New Jersey courts generally want people to have as much autonomy as possible when it comes to making health care decisions and handling their financial affairs. However, sometimes a person becomes mentally or physically incapacitated to the point that they can no longer make these decisions on their own. Some people, before becoming incapacitated, execute a medical and financial power of attorney, which names the person who is to make these decisions on their behalf. However, in the absence of such documents, the court must assign a guardian to handle the incapacitated person’s affairs. Today, we will focus on guardianship of the estate, in which a guardian handles an incapacitated person’s financial affairs.
As soon as possible after the guardianship hearing, the guardian must qualify before the County Surrogate. Sometimes, it is necessary to post a surety bond. Guardians must also obtain letters of guardianship and possibly short certificates.
Once a person qualifies as guardian of the estate, they have certain obligations. They must open a separate bank account that will be used for guardianship purposes and obtain a tax identification number for that account. Any assets and accounts must be retitled in the name of the guardianship. Any transactions must be recorded. The guardian of the estate must investigate and inventory the protected person’s property and debts.
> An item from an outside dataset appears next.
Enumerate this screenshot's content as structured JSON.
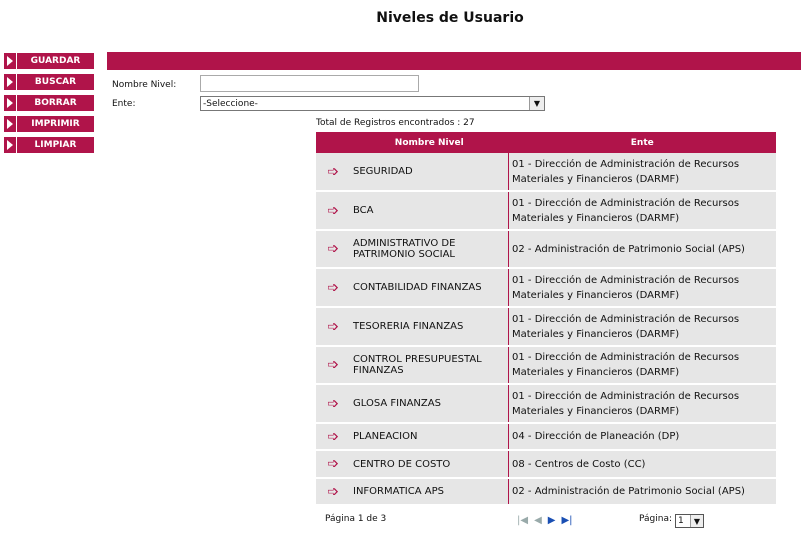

All original documents must be kept in a safe and secure place. Sometimes, it is necessary to file periodic reports regarding the estate of the incapacitated person.
To the greatest extent possible, decisions regarding the estate must be discussed with the protected person, with consideration being given to their preferences. If the incapacitated person cannot make these decisions, then the guardian must act in what they believe is the incapacitated person’s best interests.
Premiums must be paid on surety bonds, if required. If the guardian’s address changes or the incapacitated person’s address changes, the County Surrogate must be notified. Finally, once the incapacitated person passes away, the Surrogate must be given notice of this fact.
This is only a brief overview of the duties of the guardian of the estate. Ultimately, this post cannot replace the advice of an attorney. Those who need legal advice on this topic are encouraged to seek the assistance needed to make informed decisions.